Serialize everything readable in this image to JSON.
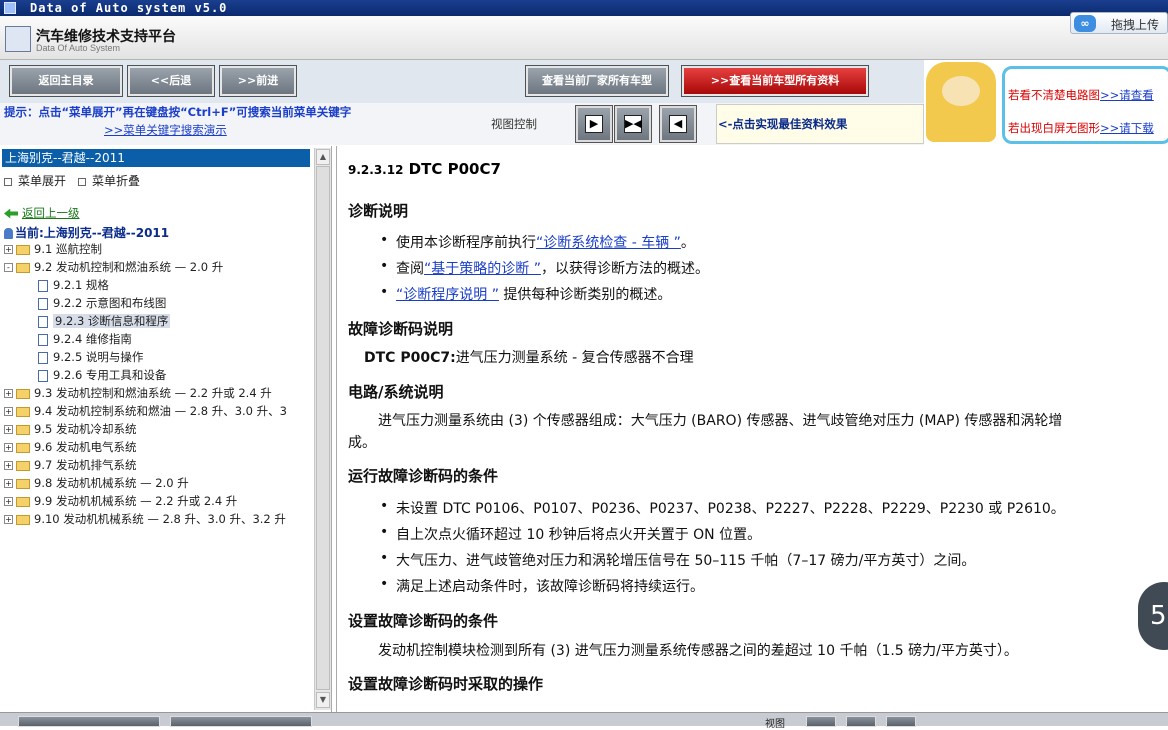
{
  "window": {
    "title": "Data of Auto system v5.0"
  },
  "brand": {
    "title": "汽车维修技术支持平台",
    "subtitle": "Data Of Auto System",
    "upload": "拖拽上传"
  },
  "toolbar": {
    "home": "返回主目录",
    "back": "<<后退",
    "forward": ">>前进",
    "all_models": "查看当前厂家所有车型",
    "current_model": ">>查看当前车型所有资料"
  },
  "hint": {
    "text": "提示：点击“菜单展开”再在键盘按“Ctrl+F”可搜索当前菜单关键字",
    "link": ">>菜单关键字搜索演示",
    "view_label": "视图控制",
    "effect": "<-点击实现最佳资料效果"
  },
  "ad": {
    "line1_text": "若看不清楚电路图",
    "line1_link": ">>请查看",
    "line2_text": "若出现白屏无图形",
    "line2_link": ">>请下载"
  },
  "left": {
    "car": "上海别克--君越--2011",
    "expand": "菜单展开",
    "collapse": "菜单折叠",
    "back_up": "返回上一级",
    "current": "当前:上海别克--君越--2011",
    "tree": [
      {
        "label": "9.1 巡航控制",
        "sign": "+"
      },
      {
        "label": "9.2 发动机控制和燃油系统 — 2.0 升",
        "sign": "-"
      },
      {
        "label": "9.2.1 规格"
      },
      {
        "label": "9.2.2 示意图和布线图"
      },
      {
        "label": "9.2.3 诊断信息和程序"
      },
      {
        "label": "9.2.4 维修指南"
      },
      {
        "label": "9.2.5 说明与操作"
      },
      {
        "label": "9.2.6 专用工具和设备"
      },
      {
        "label": "9.3 发动机控制和燃油系统 — 2.2 升或 2.4 升",
        "sign": "+"
      },
      {
        "label": "9.4 发动机控制系统和燃油 — 2.8 升、3.0 升、3",
        "sign": "+"
      },
      {
        "label": "9.5 发动机冷却系统",
        "sign": "+"
      },
      {
        "label": "9.6 发动机电气系统",
        "sign": "+"
      },
      {
        "label": "9.7 发动机排气系统",
        "sign": "+"
      },
      {
        "label": "9.8 发动机机械系统 — 2.0 升",
        "sign": "+"
      },
      {
        "label": "9.9 发动机机械系统 — 2.2 升或 2.4 升",
        "sign": "+"
      },
      {
        "label": "9.10 发动机机械系统 — 2.8 升、3.0 升、3.2 升",
        "sign": "+"
      }
    ]
  },
  "doc": {
    "num": "9.2.3.12",
    "code": "DTC P00C7",
    "h_diag": "诊断说明",
    "b1_pre": "使用本诊断程序前执行",
    "b1_link": "“诊断系统检查 - 车辆 ”",
    "b1_post": "。",
    "b2_pre": "查阅",
    "b2_link": "“基于策略的诊断 ”",
    "b2_post": "，以获得诊断方法的概述。",
    "b3_link": "“诊断程序说明 ”",
    "b3_post": "提供每种诊断类别的概述。",
    "h_dtc": "故障诊断码说明",
    "dtc_code": "DTC P00C7:",
    "dtc_desc": "进气压力测量系统 - 复合传感器不合理",
    "h_circuit": "电路/系统说明",
    "circuit_l1": "进气压力测量系统由 (3) 个传感器组成：大气压力 (BARO) 传感器、进气歧管绝对压力 (MAP) 传感器和涡轮增",
    "circuit_l2": "成。",
    "h_run": "运行故障诊断码的条件",
    "run_b1": "未设置 DTC P0106、P0107、P0236、P0237、P0238、P2227、P2228、P2229、P2230 或 P2610。",
    "run_b2": "自上次点火循环超过 10 秒钟后将点火开关置于 ON 位置。",
    "run_b3": "大气压力、进气歧管绝对压力和涡轮增压信号在 50–115 千帕（7–17 磅力/平方英寸）之间。",
    "run_b4": "满足上述启动条件时，该故障诊断码将持续运行。",
    "h_set": "设置故障诊断码的条件",
    "set_p": "发动机控制模块检测到所有 (3) 进气压力测量系统传感器之间的差超过 10 千帕（1.5 磅力/平方英寸）。",
    "h_action": "设置故障诊断码时采取的操作"
  },
  "badge": "5",
  "bottom": {
    "view": "视图"
  }
}
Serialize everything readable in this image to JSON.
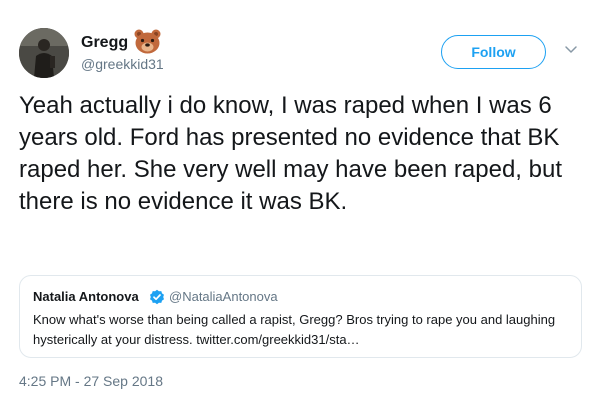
{
  "author": {
    "name": "Gregg",
    "handle": "@greekkid31",
    "name_emoji_icon": "bear-face-icon"
  },
  "follow_button": {
    "label": "Follow"
  },
  "menu_icon": "chevron-down-icon",
  "tweet_text": "Yeah actually i do know, I was raped when I was 6 years old. Ford has presented no evidence that BK raped her. She very well may have been raped, but there is no evidence it was BK.",
  "quoted_tweet": {
    "name": "Natalia Antonova",
    "verified_icon": "verified-badge-icon",
    "handle": "@NataliaAntonova",
    "text": "Know what's worse than being called a rapist, Gregg? Bros trying to rape you and laughing hysterically at your distress. twitter.com/greekkid31/sta…"
  },
  "timestamp": "4:25 PM - 27 Sep 2018",
  "colors": {
    "accent": "#1da1f2",
    "text": "#14171a",
    "muted": "#657786",
    "border": "#e1e8ed"
  }
}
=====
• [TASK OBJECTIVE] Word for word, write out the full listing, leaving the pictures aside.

• [SOLUTION FOR THIS PROBLEM]
Serialize everything readable in this image to JSON.
{
  "window": {
    "title": "Data of Auto system v5.0"
  },
  "brand": {
    "title": "汽车维修技术支持平台",
    "subtitle": "Data Of Auto System",
    "upload": "拖拽上传"
  },
  "toolbar": {
    "home": "返回主目录",
    "back": "<<后退",
    "forward": ">>前进",
    "all_models": "查看当前厂家所有车型",
    "current_model": ">>查看当前车型所有资料"
  },
  "hint": {
    "text": "提示：点击“菜单展开”再在键盘按“Ctrl+F”可搜索当前菜单关键字",
    "link": ">>菜单关键字搜索演示",
    "view_label": "视图控制",
    "effect": "<-点击实现最佳资料效果"
  },
  "ad": {
    "line1_text": "若看不清楚电路图",
    "line1_link": ">>请查看",
    "line2_text": "若出现白屏无图形",
    "line2_link": ">>请下载"
  },
  "left": {
    "car": "上海别克--君越--2011",
    "expand": "菜单展开",
    "collapse": "菜单折叠",
    "back_up": "返回上一级",
    "current": "当前:上海别克--君越--2011",
    "tree": [
      {
        "label": "9.1 巡航控制",
        "sign": "+"
      },
      {
        "label": "9.2 发动机控制和燃油系统 — 2.0 升",
        "sign": "-"
      },
      {
        "label": "9.2.1 规格"
      },
      {
        "label": "9.2.2 示意图和布线图"
      },
      {
        "label": "9.2.3 诊断信息和程序"
      },
      {
        "label": "9.2.4 维修指南"
      },
      {
        "label": "9.2.5 说明与操作"
      },
      {
        "label": "9.2.6 专用工具和设备"
      },
      {
        "label": "9.3 发动机控制和燃油系统 — 2.2 升或 2.4 升",
        "sign": "+"
      },
      {
        "label": "9.4 发动机控制系统和燃油 — 2.8 升、3.0 升、3",
        "sign": "+"
      },
      {
        "label": "9.5 发动机冷却系统",
        "sign": "+"
      },
      {
        "label": "9.6 发动机电气系统",
        "sign": "+"
      },
      {
        "label": "9.7 发动机排气系统",
        "sign": "+"
      },
      {
        "label": "9.8 发动机机械系统 — 2.0 升",
        "sign": "+"
      },
      {
        "label": "9.9 发动机机械系统 — 2.2 升或 2.4 升",
        "sign": "+"
      },
      {
        "label": "9.10 发动机机械系统 — 2.8 升、3.0 升、3.2 升",
        "sign": "+"
      }
    ]
  },
  "doc": {
    "num": "9.2.3.12",
    "code": "DTC P00C7",
    "h_diag": "诊断说明",
    "b1_pre": "使用本诊断程序前执行",
    "b1_link": "“诊断系统检查 - 车辆 ”",
    "b1_post": "。",
    "b2_pre": "查阅",
    "b2_link": "“基于策略的诊断 ”",
    "b2_post": "，以获得诊断方法的概述。",
    "b3_link": "“诊断程序说明 ”",
    "b3_post": "提供每种诊断类别的概述。",
    "h_dtc": "故障诊断码说明",
    "dtc_code": "DTC P00C7:",
    "dtc_desc": "进气压力测量系统 - 复合传感器不合理",
    "h_circuit": "电路/系统说明",
    "circuit_l1": "进气压力测量系统由 (3) 个传感器组成：大气压力 (BARO) 传感器、进气歧管绝对压力 (MAP) 传感器和涡轮增",
    "circuit_l2": "成。",
    "h_run": "运行故障诊断码的条件",
    "run_b1": "未设置 DTC P0106、P0107、P0236、P0237、P0238、P2227、P2228、P2229、P2230 或 P2610。",
    "run_b2": "自上次点火循环超过 10 秒钟后将点火开关置于 ON 位置。",
    "run_b3": "大气压力、进气歧管绝对压力和涡轮增压信号在 50–115 千帕（7–17 磅力/平方英寸）之间。",
    "run_b4": "满足上述启动条件时，该故障诊断码将持续运行。",
    "h_set": "设置故障诊断码的条件",
    "set_p": "发动机控制模块检测到所有 (3) 进气压力测量系统传感器之间的差超过 10 千帕（1.5 磅力/平方英寸）。",
    "h_action": "设置故障诊断码时采取的操作"
  },
  "badge": "5",
  "bottom": {
    "view": "视图"
  }
}
Serialize everything readable in this image to JSON.
{
  "author": {
    "name": "Gregg",
    "handle": "@greekkid31",
    "name_emoji_icon": "bear-face-icon"
  },
  "follow_button": {
    "label": "Follow"
  },
  "menu_icon": "chevron-down-icon",
  "tweet_text": "Yeah actually i do know, I was raped when I was 6 years old. Ford has presented no evidence that BK raped her. She very well may have been raped, but there is no evidence it was BK.",
  "quoted_tweet": {
    "name": "Natalia Antonova",
    "verified_icon": "verified-badge-icon",
    "handle": "@NataliaAntonova",
    "text": "Know what's worse than being called a rapist, Gregg? Bros trying to rape you and laughing hysterically at your distress. twitter.com/greekkid31/sta…"
  },
  "timestamp": "4:25 PM - 27 Sep 2018",
  "colors": {
    "accent": "#1da1f2",
    "text": "#14171a",
    "muted": "#657786",
    "border": "#e1e8ed"
  }
}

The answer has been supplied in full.